▶ Required work
Please print all the lines below exactly as they are written.
-*-
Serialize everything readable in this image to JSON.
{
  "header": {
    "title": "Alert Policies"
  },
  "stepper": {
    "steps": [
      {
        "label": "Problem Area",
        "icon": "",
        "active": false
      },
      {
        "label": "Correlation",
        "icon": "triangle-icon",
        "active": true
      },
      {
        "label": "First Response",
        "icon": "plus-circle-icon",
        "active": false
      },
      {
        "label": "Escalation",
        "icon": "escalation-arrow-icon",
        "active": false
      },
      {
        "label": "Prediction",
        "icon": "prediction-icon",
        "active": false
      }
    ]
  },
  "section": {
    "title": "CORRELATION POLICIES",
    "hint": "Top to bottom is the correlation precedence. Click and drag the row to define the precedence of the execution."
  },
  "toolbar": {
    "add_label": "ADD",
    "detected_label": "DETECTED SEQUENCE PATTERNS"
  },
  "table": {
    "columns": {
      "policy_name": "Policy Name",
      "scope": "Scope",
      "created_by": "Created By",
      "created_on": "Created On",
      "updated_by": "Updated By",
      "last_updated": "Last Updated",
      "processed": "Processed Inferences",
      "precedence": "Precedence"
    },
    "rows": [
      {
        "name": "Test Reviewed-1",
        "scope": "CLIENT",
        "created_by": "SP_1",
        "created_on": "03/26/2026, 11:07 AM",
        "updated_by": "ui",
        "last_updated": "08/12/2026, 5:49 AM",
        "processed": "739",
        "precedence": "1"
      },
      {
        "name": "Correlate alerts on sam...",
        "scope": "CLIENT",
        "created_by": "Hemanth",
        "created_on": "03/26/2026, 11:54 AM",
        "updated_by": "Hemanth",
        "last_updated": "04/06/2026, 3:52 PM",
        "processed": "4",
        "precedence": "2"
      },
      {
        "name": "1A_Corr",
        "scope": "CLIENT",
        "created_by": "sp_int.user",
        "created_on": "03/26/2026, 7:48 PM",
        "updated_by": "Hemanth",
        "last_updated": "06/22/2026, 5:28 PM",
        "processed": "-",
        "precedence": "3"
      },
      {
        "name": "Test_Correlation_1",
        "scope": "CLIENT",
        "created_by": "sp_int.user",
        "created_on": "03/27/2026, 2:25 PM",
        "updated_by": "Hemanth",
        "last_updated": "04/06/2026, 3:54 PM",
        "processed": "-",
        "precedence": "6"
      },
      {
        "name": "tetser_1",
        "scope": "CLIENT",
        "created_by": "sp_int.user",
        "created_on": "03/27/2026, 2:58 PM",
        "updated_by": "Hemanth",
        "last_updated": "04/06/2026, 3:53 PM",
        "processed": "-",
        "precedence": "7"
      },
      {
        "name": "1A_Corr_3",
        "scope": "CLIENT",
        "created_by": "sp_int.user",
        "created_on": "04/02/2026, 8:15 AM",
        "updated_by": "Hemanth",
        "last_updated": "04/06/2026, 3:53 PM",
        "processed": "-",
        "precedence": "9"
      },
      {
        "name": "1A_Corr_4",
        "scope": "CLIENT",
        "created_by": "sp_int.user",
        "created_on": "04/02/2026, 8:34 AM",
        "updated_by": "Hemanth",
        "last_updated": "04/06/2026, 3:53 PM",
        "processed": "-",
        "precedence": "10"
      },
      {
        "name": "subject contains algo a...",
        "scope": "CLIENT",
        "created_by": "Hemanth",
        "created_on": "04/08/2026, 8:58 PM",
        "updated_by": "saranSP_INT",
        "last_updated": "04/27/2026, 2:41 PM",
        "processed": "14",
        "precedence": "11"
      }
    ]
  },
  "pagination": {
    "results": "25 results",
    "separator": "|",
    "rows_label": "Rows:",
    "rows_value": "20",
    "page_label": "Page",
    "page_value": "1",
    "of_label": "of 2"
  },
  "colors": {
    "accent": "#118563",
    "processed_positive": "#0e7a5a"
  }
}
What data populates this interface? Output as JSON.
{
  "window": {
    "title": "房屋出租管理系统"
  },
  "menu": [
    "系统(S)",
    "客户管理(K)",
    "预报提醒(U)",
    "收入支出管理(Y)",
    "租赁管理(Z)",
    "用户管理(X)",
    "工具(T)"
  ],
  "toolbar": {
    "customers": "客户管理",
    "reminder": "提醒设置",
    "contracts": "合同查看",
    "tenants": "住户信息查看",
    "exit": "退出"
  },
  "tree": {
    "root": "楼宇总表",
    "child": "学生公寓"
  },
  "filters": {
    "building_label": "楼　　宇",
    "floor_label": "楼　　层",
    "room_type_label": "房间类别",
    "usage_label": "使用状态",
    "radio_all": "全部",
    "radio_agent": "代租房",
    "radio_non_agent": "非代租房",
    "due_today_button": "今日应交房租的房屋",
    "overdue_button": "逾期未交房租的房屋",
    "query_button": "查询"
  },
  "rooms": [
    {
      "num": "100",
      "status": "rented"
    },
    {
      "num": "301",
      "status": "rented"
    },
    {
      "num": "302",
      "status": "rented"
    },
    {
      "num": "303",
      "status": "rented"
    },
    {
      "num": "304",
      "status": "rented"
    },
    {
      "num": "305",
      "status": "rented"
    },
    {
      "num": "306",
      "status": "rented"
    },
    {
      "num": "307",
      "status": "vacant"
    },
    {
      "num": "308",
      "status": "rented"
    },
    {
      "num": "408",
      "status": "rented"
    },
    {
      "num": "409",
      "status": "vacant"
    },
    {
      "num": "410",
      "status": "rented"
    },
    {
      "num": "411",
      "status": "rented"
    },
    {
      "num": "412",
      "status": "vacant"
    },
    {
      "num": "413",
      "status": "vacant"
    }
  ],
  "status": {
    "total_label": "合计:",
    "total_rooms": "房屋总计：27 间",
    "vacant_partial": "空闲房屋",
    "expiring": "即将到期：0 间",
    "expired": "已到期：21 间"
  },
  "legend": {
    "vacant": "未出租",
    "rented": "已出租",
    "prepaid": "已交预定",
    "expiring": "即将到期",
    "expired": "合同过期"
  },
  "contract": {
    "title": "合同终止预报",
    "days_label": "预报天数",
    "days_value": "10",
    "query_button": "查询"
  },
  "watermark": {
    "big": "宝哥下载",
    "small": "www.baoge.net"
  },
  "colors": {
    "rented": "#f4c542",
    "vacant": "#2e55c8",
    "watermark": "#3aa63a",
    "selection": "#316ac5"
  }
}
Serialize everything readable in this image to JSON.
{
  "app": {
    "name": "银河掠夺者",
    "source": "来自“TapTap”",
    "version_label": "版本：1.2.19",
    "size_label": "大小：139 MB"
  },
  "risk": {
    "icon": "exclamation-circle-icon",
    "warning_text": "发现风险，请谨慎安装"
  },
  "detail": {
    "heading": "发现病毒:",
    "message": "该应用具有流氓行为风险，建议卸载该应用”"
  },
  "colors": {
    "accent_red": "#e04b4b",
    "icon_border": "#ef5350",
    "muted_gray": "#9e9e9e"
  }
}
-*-
▶ Your solution
Serialize everything readable in this image to JSON.
{
  "header": {
    "title": "Alert Policies"
  },
  "stepper": {
    "steps": [
      {
        "label": "Problem Area",
        "icon": "",
        "active": false
      },
      {
        "label": "Correlation",
        "icon": "triangle-icon",
        "active": true
      },
      {
        "label": "First Response",
        "icon": "plus-circle-icon",
        "active": false
      },
      {
        "label": "Escalation",
        "icon": "escalation-arrow-icon",
        "active": false
      },
      {
        "label": "Prediction",
        "icon": "prediction-icon",
        "active": false
      }
    ]
  },
  "section": {
    "title": "CORRELATION POLICIES",
    "hint": "Top to bottom is the correlation precedence. Click and drag the row to define the precedence of the execution."
  },
  "toolbar": {
    "add_label": "ADD",
    "detected_label": "DETECTED SEQUENCE PATTERNS"
  },
  "table": {
    "columns": {
      "policy_name": "Policy Name",
      "scope": "Scope",
      "created_by": "Created By",
      "created_on": "Created On",
      "updated_by": "Updated By",
      "last_updated": "Last Updated",
      "processed": "Processed Inferences",
      "precedence": "Precedence"
    },
    "rows": [
      {
        "name": "Test Reviewed-1",
        "scope": "CLIENT",
        "created_by": "SP_1",
        "created_on": "03/26/2026, 11:07 AM",
        "updated_by": "ui",
        "last_updated": "08/12/2026, 5:49 AM",
        "processed": "739",
        "precedence": "1"
      },
      {
        "name": "Correlate alerts on sam...",
        "scope": "CLIENT",
        "created_by": "Hemanth",
        "created_on": "03/26/2026, 11:54 AM",
        "updated_by": "Hemanth",
        "last_updated": "04/06/2026, 3:52 PM",
        "processed": "4",
        "precedence": "2"
      },
      {
        "name": "1A_Corr",
        "scope": "CLIENT",
        "created_by": "sp_int.user",
        "created_on": "03/26/2026, 7:48 PM",
        "updated_by": "Hemanth",
        "last_updated": "06/22/2026, 5:28 PM",
        "processed": "-",
        "precedence": "3"
      },
      {
        "name": "Test_Correlation_1",
        "scope": "CLIENT",
        "created_by": "sp_int.user",
        "created_on": "03/27/2026, 2:25 PM",
        "updated_by": "Hemanth",
        "last_updated": "04/06/2026, 3:54 PM",
        "processed": "-",
        "precedence": "6"
      },
      {
        "name": "tetser_1",
        "scope": "CLIENT",
        "created_by": "sp_int.user",
        "created_on": "03/27/2026, 2:58 PM",
        "updated_by": "Hemanth",
        "last_updated": "04/06/2026, 3:53 PM",
        "processed": "-",
        "precedence": "7"
      },
      {
        "name": "1A_Corr_3",
        "scope": "CLIENT",
        "created_by": "sp_int.user",
        "created_on": "04/02/2026, 8:15 AM",
        "updated_by": "Hemanth",
        "last_updated": "04/06/2026, 3:53 PM",
        "processed": "-",
        "precedence": "9"
      },
      {
        "name": "1A_Corr_4",
        "scope": "CLIENT",
        "created_by": "sp_int.user",
        "created_on": "04/02/2026, 8:34 AM",
        "updated_by": "Hemanth",
        "last_updated": "04/06/2026, 3:53 PM",
        "processed": "-",
        "precedence": "10"
      },
      {
        "name": "subject contains algo a...",
        "scope": "CLIENT",
        "created_by": "Hemanth",
        "created_on": "04/08/2026, 8:58 PM",
        "updated_by": "saranSP_INT",
        "last_updated": "04/27/2026, 2:41 PM",
        "processed": "14",
        "precedence": "11"
      }
    ]
  },
  "pagination": {
    "results": "25 results",
    "separator": "|",
    "rows_label": "Rows:",
    "rows_value": "20",
    "page_label": "Page",
    "page_value": "1",
    "of_label": "of 2"
  },
  "colors": {
    "accent": "#118563",
    "processed_positive": "#0e7a5a"
  }
}
What data populates this interface? Output as JSON.
{
  "window": {
    "title": "房屋出租管理系统"
  },
  "menu": [
    "系统(S)",
    "客户管理(K)",
    "预报提醒(U)",
    "收入支出管理(Y)",
    "租赁管理(Z)",
    "用户管理(X)",
    "工具(T)"
  ],
  "toolbar": {
    "customers": "客户管理",
    "reminder": "提醒设置",
    "contracts": "合同查看",
    "tenants": "住户信息查看",
    "exit": "退出"
  },
  "tree": {
    "root": "楼宇总表",
    "child": "学生公寓"
  },
  "filters": {
    "building_label": "楼　　宇",
    "floor_label": "楼　　层",
    "room_type_label": "房间类别",
    "usage_label": "使用状态",
    "radio_all": "全部",
    "radio_agent": "代租房",
    "radio_non_agent": "非代租房",
    "due_today_button": "今日应交房租的房屋",
    "overdue_button": "逾期未交房租的房屋",
    "query_button": "查询"
  },
  "rooms": [
    {
      "num": "100",
      "status": "rented"
    },
    {
      "num": "301",
      "status": "rented"
    },
    {
      "num": "302",
      "status": "rented"
    },
    {
      "num": "303",
      "status": "rented"
    },
    {
      "num": "304",
      "status": "rented"
    },
    {
      "num": "305",
      "status": "rented"
    },
    {
      "num": "306",
      "status": "rented"
    },
    {
      "num": "307",
      "status": "vacant"
    },
    {
      "num": "308",
      "status": "rented"
    },
    {
      "num": "408",
      "status": "rented"
    },
    {
      "num": "409",
      "status": "vacant"
    },
    {
      "num": "410",
      "status": "rented"
    },
    {
      "num": "411",
      "status": "rented"
    },
    {
      "num": "412",
      "status": "vacant"
    },
    {
      "num": "413",
      "status": "vacant"
    }
  ],
  "status": {
    "total_label": "合计:",
    "total_rooms": "房屋总计：27 间",
    "vacant_partial": "空闲房屋",
    "expiring": "即将到期：0 间",
    "expired": "已到期：21 间"
  },
  "legend": {
    "vacant": "未出租",
    "rented": "已出租",
    "prepaid": "已交预定",
    "expiring": "即将到期",
    "expired": "合同过期"
  },
  "contract": {
    "title": "合同终止预报",
    "days_label": "预报天数",
    "days_value": "10",
    "query_button": "查询"
  },
  "watermark": {
    "big": "宝哥下载",
    "small": "www.baoge.net"
  },
  "colors": {
    "rented": "#f4c542",
    "vacant": "#2e55c8",
    "watermark": "#3aa63a",
    "selection": "#316ac5"
  }
}
Serialize everything readable in this image to JSON.
{
  "app": {
    "name": "银河掠夺者",
    "source": "来自“TapTap”",
    "version_label": "版本：1.2.19",
    "size_label": "大小：139 MB"
  },
  "risk": {
    "icon": "exclamation-circle-icon",
    "warning_text": "发现风险，请谨慎安装"
  },
  "detail": {
    "heading": "发现病毒:",
    "message": "该应用具有流氓行为风险，建议卸载该应用”"
  },
  "colors": {
    "accent_red": "#e04b4b",
    "icon_border": "#ef5350",
    "muted_gray": "#9e9e9e"
  }
}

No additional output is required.